Collected data

=== Begin Enclosure ===

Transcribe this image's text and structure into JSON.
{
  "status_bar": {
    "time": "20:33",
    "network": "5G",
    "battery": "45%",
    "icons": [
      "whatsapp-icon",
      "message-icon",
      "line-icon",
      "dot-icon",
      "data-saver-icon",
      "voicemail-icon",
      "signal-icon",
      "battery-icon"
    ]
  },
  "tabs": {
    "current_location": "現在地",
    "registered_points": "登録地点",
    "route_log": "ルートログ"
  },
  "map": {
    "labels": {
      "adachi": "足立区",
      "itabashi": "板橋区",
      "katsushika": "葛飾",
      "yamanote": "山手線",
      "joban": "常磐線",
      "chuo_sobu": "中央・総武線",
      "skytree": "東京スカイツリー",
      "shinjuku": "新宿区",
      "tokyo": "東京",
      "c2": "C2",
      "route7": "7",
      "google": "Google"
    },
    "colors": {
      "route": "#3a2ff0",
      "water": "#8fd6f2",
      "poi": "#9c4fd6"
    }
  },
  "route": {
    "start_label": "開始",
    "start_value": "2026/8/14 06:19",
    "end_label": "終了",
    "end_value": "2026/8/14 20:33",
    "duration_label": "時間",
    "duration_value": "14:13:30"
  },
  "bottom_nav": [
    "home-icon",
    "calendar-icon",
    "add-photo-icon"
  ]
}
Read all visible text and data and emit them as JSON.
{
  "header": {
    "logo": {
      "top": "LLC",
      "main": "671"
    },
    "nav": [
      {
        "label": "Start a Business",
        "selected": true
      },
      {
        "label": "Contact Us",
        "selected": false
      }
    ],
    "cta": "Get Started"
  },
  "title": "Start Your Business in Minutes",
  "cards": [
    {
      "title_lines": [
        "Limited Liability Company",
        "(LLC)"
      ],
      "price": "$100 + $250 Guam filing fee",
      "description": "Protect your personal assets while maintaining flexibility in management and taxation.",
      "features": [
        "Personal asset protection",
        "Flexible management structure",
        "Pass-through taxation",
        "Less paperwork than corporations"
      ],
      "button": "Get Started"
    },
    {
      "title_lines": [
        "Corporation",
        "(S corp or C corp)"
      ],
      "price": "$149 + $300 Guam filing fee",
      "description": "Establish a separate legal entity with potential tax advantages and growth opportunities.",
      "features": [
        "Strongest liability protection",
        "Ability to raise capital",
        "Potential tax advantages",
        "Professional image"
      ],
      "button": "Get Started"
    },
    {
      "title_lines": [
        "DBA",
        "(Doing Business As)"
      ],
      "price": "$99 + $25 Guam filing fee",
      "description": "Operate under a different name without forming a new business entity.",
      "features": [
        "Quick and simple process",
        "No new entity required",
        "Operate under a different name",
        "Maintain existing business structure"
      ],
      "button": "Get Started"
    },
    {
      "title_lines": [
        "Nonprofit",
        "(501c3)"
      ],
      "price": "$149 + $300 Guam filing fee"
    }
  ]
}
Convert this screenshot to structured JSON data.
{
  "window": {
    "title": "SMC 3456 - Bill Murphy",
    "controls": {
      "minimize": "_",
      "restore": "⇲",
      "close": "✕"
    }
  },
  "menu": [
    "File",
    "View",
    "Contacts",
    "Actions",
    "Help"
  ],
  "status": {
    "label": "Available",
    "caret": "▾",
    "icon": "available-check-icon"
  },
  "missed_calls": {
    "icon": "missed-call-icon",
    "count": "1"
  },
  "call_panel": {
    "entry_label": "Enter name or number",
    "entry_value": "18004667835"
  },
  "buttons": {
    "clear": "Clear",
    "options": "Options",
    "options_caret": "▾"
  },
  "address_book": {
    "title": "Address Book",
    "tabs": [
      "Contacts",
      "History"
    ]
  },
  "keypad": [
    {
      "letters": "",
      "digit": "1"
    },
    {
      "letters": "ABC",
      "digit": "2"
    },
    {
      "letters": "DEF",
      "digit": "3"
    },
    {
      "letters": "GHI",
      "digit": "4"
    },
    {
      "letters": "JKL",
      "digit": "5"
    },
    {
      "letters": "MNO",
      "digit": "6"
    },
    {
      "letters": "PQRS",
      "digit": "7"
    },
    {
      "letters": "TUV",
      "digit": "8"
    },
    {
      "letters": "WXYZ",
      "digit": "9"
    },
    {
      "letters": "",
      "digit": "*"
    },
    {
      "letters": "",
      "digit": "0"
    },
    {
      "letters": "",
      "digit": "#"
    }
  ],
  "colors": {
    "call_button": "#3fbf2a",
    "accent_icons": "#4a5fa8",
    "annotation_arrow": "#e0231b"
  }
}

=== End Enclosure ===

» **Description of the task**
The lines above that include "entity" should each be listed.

» **Response to this task**
      "description": "Establish a separate legal entity with potential tax advantages and growth opportunities.",
      "description": "Operate under a different name without forming a new business entity.",
        "No new entity required",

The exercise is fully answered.